# [WHAT YOU HAVE TO DO]
An exact copy of every entry is the answer here, with no pictures.

Data records for software interfaces
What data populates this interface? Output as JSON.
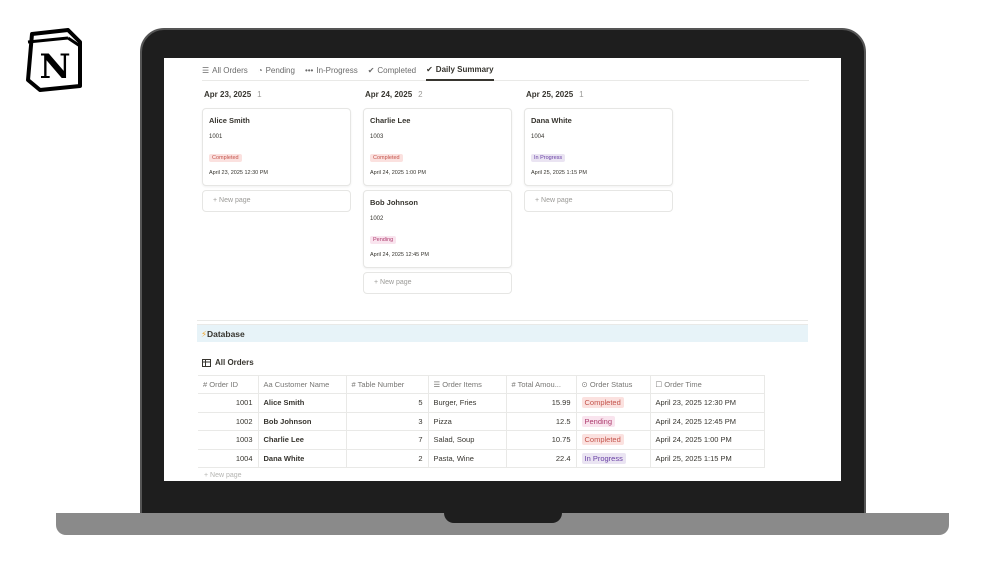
{
  "logo": {
    "letter": "N"
  },
  "tabs": [
    {
      "icon": "list-icon",
      "glyph": "☰",
      "label": "All Orders"
    },
    {
      "icon": "pending-icon",
      "glyph": "◔",
      "label": "Pending"
    },
    {
      "icon": "ellipsis-icon",
      "glyph": "•••",
      "label": "In-Progress"
    },
    {
      "icon": "check-circle-icon",
      "glyph": "✔",
      "label": "Completed"
    },
    {
      "icon": "check-circle-icon",
      "glyph": "✔",
      "label": "Daily Summary"
    }
  ],
  "board": {
    "new_page_label": "+  New page",
    "columns": [
      {
        "date": "Apr 23, 2025",
        "count": "1",
        "cards": [
          {
            "name": "Alice Smith",
            "id": "1001",
            "status": "Completed",
            "time": "April 23, 2025 12:30 PM"
          }
        ]
      },
      {
        "date": "Apr 24, 2025",
        "count": "2",
        "cards": [
          {
            "name": "Charlie Lee",
            "id": "1003",
            "status": "Completed",
            "time": "April 24, 2025 1:00 PM"
          },
          {
            "name": "Bob Johnson",
            "id": "1002",
            "status": "Pending",
            "time": "April 24, 2025 12:45 PM"
          }
        ]
      },
      {
        "date": "Apr 25, 2025",
        "count": "1",
        "cards": [
          {
            "name": "Dana White",
            "id": "1004",
            "status": "In Progress",
            "time": "April 25, 2025 1:15 PM"
          }
        ]
      }
    ]
  },
  "database": {
    "title": "Database",
    "view_label": "All Orders",
    "new_page_label": "+  New page",
    "columns": [
      "# Order ID",
      "Aa Customer Name",
      "# Table Number",
      "☰ Order Items",
      "# Total Amou...",
      "⊙ Order Status",
      "☐ Order Time"
    ],
    "rows": [
      {
        "id": "1001",
        "name": "Alice Smith",
        "table": "5",
        "items": "Burger, Fries",
        "total": "15.99",
        "status": "Completed",
        "time": "April 23, 2025 12:30 PM"
      },
      {
        "id": "1002",
        "name": "Bob Johnson",
        "table": "3",
        "items": "Pizza",
        "total": "12.5",
        "status": "Pending",
        "time": "April 24, 2025 12:45 PM"
      },
      {
        "id": "1003",
        "name": "Charlie Lee",
        "table": "7",
        "items": "Salad, Soup",
        "total": "10.75",
        "status": "Completed",
        "time": "April 24, 2025 1:00 PM"
      },
      {
        "id": "1004",
        "name": "Dana White",
        "table": "2",
        "items": "Pasta, Wine",
        "total": "22.4",
        "status": "In Progress",
        "time": "April 25, 2025 1:15 PM"
      }
    ]
  },
  "colors": {
    "completed": "#c4554d",
    "pending": "#ad3a6d",
    "in_progress": "#6940a5",
    "database_bar": "#e7f3f8"
  }
}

# [RESPONSE FOR THIS EXERCISE]
What data populates this interface? Output as JSON.
{
  "logo": {
    "letter": "N"
  },
  "tabs": [
    {
      "icon": "list-icon",
      "glyph": "☰",
      "label": "All Orders"
    },
    {
      "icon": "pending-icon",
      "glyph": "◔",
      "label": "Pending"
    },
    {
      "icon": "ellipsis-icon",
      "glyph": "•••",
      "label": "In-Progress"
    },
    {
      "icon": "check-circle-icon",
      "glyph": "✔",
      "label": "Completed"
    },
    {
      "icon": "check-circle-icon",
      "glyph": "✔",
      "label": "Daily Summary"
    }
  ],
  "board": {
    "new_page_label": "+  New page",
    "columns": [
      {
        "date": "Apr 23, 2025",
        "count": "1",
        "cards": [
          {
            "name": "Alice Smith",
            "id": "1001",
            "status": "Completed",
            "time": "April 23, 2025 12:30 PM"
          }
        ]
      },
      {
        "date": "Apr 24, 2025",
        "count": "2",
        "cards": [
          {
            "name": "Charlie Lee",
            "id": "1003",
            "status": "Completed",
            "time": "April 24, 2025 1:00 PM"
          },
          {
            "name": "Bob Johnson",
            "id": "1002",
            "status": "Pending",
            "time": "April 24, 2025 12:45 PM"
          }
        ]
      },
      {
        "date": "Apr 25, 2025",
        "count": "1",
        "cards": [
          {
            "name": "Dana White",
            "id": "1004",
            "status": "In Progress",
            "time": "April 25, 2025 1:15 PM"
          }
        ]
      }
    ]
  },
  "database": {
    "title": "Database",
    "view_label": "All Orders",
    "new_page_label": "+  New page",
    "columns": [
      "# Order ID",
      "Aa Customer Name",
      "# Table Number",
      "☰ Order Items",
      "# Total Amou...",
      "⊙ Order Status",
      "☐ Order Time"
    ],
    "rows": [
      {
        "id": "1001",
        "name": "Alice Smith",
        "table": "5",
        "items": "Burger, Fries",
        "total": "15.99",
        "status": "Completed",
        "time": "April 23, 2025 12:30 PM"
      },
      {
        "id": "1002",
        "name": "Bob Johnson",
        "table": "3",
        "items": "Pizza",
        "total": "12.5",
        "status": "Pending",
        "time": "April 24, 2025 12:45 PM"
      },
      {
        "id": "1003",
        "name": "Charlie Lee",
        "table": "7",
        "items": "Salad, Soup",
        "total": "10.75",
        "status": "Completed",
        "time": "April 24, 2025 1:00 PM"
      },
      {
        "id": "1004",
        "name": "Dana White",
        "table": "2",
        "items": "Pasta, Wine",
        "total": "22.4",
        "status": "In Progress",
        "time": "April 25, 2025 1:15 PM"
      }
    ]
  },
  "colors": {
    "completed": "#c4554d",
    "pending": "#ad3a6d",
    "in_progress": "#6940a5",
    "database_bar": "#e7f3f8"
  }
}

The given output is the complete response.